The 1970s saw the introduction of the Passat (Dasher in North America), the Scirocco coupe, the subcompact Golf hatchback (Rabbit in North America) and Jetta sedan. The Golf GTI was crated in 1976 and offered in 1983 in the U.S. and Canada as the Rabbit GTI. The Vanagon replaced the Type 2 in 1979. Diesel powertrains were starting to appear in VW models at the end of the ‘70s.
A Cabriolet version of the Golf/Rabbit was also available from 1980, while in 1981, the Quantum mid-size sedan and wagon arrived in North America, offering a four-wheel drive powertrain from 1984. The 2- and 4-door Jetta reached the U.S. and Canada in 1982. In 1985, the Rabbit name was dropped, and both the Golf and Jetta were redesigned. GTI and GLI versions are offered.
In 1990, the third-generation Passat was introduced in replacement of the Quantum, and the EuroVan replaced the Vanagon. The Corrado and its supercharged engine arrived in the U.S. and Canada in 1990, replacing the Scirocco, and a new platform led to the fully modern New Beetle being launched in 1998.
A Cabriolet version of the New Beetle was launched in 2003, replacing the droptop Golf, while the mid-size 2004 Touareg was Volkswagen's first SUV. In 2007 appeared the Eos and its power-folding hardtop convertible. The full-size Phaeton sedan was launched in Europe in 2002, but offered in North America from 2004 to 2006.
In Canada, two affordable models were offered: the City Golf from 2007 to 2010 and the City Jetta from 2007 to 2009. Meanwhile, the Rabbit name returned to the U.S. and Canada for a few years, but VW ultimately restored the Golf from 2010 on.
Today, Volkswagen’s North American line-up consists of the compact Golf in 3-door, 5-door and wagon body styles, the Jetta sedan, the performance-oriented GTI and GLI models, the mid-size Passat, the CC four-door coupe, the Eos coupe/convertible, the Beetle, the compact Tiguan crossover, the Touareg SUV and Touareg Hybrid as well as the Routan minivan.

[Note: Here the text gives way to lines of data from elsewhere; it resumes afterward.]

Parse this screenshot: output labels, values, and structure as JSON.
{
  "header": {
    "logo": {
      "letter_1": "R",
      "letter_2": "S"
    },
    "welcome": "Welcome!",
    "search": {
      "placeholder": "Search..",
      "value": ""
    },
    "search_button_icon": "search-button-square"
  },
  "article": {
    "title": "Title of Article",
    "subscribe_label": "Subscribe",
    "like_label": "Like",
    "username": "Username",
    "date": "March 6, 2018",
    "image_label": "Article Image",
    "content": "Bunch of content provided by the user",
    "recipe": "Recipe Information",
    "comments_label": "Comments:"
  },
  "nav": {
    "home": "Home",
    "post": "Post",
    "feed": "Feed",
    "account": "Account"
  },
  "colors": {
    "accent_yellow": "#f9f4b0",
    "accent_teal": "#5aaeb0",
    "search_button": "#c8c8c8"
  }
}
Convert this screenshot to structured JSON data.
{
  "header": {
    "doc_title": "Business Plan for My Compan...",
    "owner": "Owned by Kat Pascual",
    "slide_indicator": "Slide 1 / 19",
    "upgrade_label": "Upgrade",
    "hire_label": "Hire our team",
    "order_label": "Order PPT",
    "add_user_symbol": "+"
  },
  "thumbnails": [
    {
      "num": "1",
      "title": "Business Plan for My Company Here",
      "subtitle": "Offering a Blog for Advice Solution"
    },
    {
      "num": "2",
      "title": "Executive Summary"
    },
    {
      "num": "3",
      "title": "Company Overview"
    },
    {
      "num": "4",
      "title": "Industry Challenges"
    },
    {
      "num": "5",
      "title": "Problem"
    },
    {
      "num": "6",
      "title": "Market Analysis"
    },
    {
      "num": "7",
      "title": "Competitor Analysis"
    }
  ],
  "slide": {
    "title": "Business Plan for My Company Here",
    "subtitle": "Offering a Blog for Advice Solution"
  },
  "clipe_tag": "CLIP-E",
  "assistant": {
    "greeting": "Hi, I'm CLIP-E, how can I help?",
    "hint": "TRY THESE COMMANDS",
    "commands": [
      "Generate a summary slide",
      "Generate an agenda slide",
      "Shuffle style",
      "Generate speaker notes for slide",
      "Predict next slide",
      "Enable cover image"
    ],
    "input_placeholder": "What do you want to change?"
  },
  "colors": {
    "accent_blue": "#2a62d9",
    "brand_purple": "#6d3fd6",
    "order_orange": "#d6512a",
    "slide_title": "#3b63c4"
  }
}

Hitting the open road for a long trip -- and I mean more than a few days -- is a desire I've held near and dear to my heart for longer than I've held a driver's license. Cruising the Wrong Coast southbound, crossing over to the West Coast along the Gulf, and down the Mexican boarder to then climb right back up to north of the 49th and finally return home. I plan to do that one day soon.
While change is a necessary evil, and something select people thrive on, it's not always a good thing. Take for example, Volkswagen. From the beginning they've been known for reliable, long-lasting cars that get the job done.
Once a styling knockout, Volkswagen's 2013 CC has unfortunately lost much of its initial appeal. When it first surfaced as a 2009, the car world could scarcely get enough of the then-Passat CC's silhouette, avant-garde design and everything else we've come to expect from Volkswagen.
When Volkswagen launched the Amarok in 2009, Canada and the U.S. were both overlooked. Now, according to sources quoted by Autoblog, the German automaker is starting to revise its position.
Next week at the 2014 Geneva Auto Show, Volkswagen will unveil a new compact SUV concept called T-ROC.
A Fourtitude forum administrator caused a stir when he reported that the U.S. versions of the new Audi S3 and Volkswagen Golf R won't use dual injection like their European counterparts, making them less powerful.